More than 100,000 people in the United States are currently waiting for an organ transplant. And while statistics show 95% of Americans say they support organ donation, only 58% are actually signed up as a donor.
But one man, James Neal, has given away two of his organs – a decision so rare that there aren't even statistics on how many people have done it. Neal, who first donated a kidney in 2016, has now given part of his liver to a total stranger who he recently met for the first time in Pittsburgh.
Margaret Boden was suffering from a severe liver disease, and was already on a transplant waiting list last year, when doctors told her they didn't think she would live to see her daughter's spring wedding.
"[My daughter] actually went in to be tested to see if she was a donor, which she wasn't," Boden said.
While she tried to grasp the news, Neal attended a donor-recipient brunch that he says inspired him to donate again.
"I thought, 'Why not?'" he said, adding "It was just ingrained in my being -- if you're able to help somebody, do it."
Soon, Neal got a call: he had a match. When Boden heard, she couldn't believe her luck.
"I'm like, 'What?' I was in shock …" she said. "My daughter's, like, jumping up and down, like, she's really excited. And I'm like, 'No. Don't get too excited yet.'"
According to the U.S. Dept. of Health and Human Services, 20 people die each day waiting for an organ transplant. So far in 2019, only about 20% of organ donors were from a living donor, rather than someone deceased.
Dr. Abhi Humar, chief of abdominal transplant surgery at The University of Pittsburgh Medical Center, performed Boden and Neal's procedures in March. Humar described the transplant as a "complex procedure."
"We have two full teams, because both operations are going simultaneously," he said. "And that takes, with both combined, the better part of about eight, ten hours to do."
Dr. Humar said that today, both patients "are doing very well." Neal, he said, is "pretty much back to doing everything that he was doing before the donation … his liver is pretty much regenerated back to full size."

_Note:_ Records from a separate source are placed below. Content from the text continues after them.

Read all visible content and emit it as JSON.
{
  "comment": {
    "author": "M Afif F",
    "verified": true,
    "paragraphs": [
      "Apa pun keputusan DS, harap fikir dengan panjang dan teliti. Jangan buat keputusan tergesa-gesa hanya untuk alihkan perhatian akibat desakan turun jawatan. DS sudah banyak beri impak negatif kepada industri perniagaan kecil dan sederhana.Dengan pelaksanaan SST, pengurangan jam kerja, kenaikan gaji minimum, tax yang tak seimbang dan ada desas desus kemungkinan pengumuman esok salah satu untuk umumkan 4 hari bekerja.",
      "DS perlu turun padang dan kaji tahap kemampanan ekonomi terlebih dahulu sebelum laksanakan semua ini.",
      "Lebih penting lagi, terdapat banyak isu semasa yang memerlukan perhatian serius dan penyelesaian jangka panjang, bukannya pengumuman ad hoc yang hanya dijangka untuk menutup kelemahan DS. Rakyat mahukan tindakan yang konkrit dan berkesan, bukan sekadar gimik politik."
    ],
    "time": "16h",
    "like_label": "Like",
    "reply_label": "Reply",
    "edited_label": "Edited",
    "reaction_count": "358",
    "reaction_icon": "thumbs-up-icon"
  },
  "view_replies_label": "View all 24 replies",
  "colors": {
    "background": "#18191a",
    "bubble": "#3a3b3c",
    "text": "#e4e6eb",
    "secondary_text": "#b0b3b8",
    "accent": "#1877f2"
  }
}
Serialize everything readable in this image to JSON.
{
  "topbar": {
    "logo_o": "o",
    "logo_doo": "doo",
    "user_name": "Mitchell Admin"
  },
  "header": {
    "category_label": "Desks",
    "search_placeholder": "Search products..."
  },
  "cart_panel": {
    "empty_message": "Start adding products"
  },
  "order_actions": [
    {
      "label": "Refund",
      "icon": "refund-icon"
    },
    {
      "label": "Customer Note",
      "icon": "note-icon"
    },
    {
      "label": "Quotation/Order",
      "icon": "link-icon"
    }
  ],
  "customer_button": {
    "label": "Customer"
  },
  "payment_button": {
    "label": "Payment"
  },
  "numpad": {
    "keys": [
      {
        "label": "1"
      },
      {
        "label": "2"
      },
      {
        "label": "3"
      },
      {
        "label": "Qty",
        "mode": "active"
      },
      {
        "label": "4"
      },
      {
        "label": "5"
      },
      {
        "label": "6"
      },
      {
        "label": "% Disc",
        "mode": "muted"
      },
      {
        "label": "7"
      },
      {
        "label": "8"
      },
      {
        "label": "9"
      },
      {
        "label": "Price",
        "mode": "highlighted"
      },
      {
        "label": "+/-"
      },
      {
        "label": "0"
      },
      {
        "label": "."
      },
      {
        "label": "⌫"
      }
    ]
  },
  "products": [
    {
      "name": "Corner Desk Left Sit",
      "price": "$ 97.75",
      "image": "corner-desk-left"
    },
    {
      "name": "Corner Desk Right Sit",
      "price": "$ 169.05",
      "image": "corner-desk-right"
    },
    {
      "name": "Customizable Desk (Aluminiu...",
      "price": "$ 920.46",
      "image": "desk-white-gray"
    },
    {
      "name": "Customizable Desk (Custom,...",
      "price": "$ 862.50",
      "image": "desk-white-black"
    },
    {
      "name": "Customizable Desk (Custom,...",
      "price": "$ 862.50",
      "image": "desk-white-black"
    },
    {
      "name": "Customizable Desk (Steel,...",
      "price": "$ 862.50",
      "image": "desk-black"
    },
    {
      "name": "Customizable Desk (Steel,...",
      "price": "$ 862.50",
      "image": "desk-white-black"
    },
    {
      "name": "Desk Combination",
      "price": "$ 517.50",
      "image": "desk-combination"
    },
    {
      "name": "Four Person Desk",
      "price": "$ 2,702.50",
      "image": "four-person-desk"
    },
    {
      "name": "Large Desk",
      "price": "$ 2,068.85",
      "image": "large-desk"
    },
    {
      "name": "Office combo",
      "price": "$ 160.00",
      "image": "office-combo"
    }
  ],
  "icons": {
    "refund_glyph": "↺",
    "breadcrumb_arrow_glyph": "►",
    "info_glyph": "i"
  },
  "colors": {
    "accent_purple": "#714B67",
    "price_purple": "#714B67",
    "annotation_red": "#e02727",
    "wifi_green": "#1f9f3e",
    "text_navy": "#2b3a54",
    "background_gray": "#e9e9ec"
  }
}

Despite the risk he took, Neal said he's happy he made the decision to donate. "It was like, someone told me 'one person cannot change the world. But one person can change the world of one person.'"
He's "not sure" if he has plans to give away any more organs, however. "I cannot grow another kidney; my liver could only be divided in half once," he said with a laugh.
Neal spent three months recovering and just went back to work at Walmart, his job of 27 years. Boden, who is retired, says she was hesitant to meet Neal at first -- until she read a letter from him.
When the pair met, Boden told Neal that his words inspired her to make a quilt with white lilies, to symbolize new life.
And thanks to her new life and a man she'd never met, Boden got to watch her daughter walk down the aisle last month.
"I feel like [Neal] is [on my shoulder] all the time. And if it wasn't for my guard -- I was calling him my guardian angel -- I wouldn't be here."
Boden and Neal told us they plan to stay in touch and are now like family. Dr. Humar said that a donor's surgery cost is covered by the recipient's insurance. Neal added that his only medical expense was for pain medication.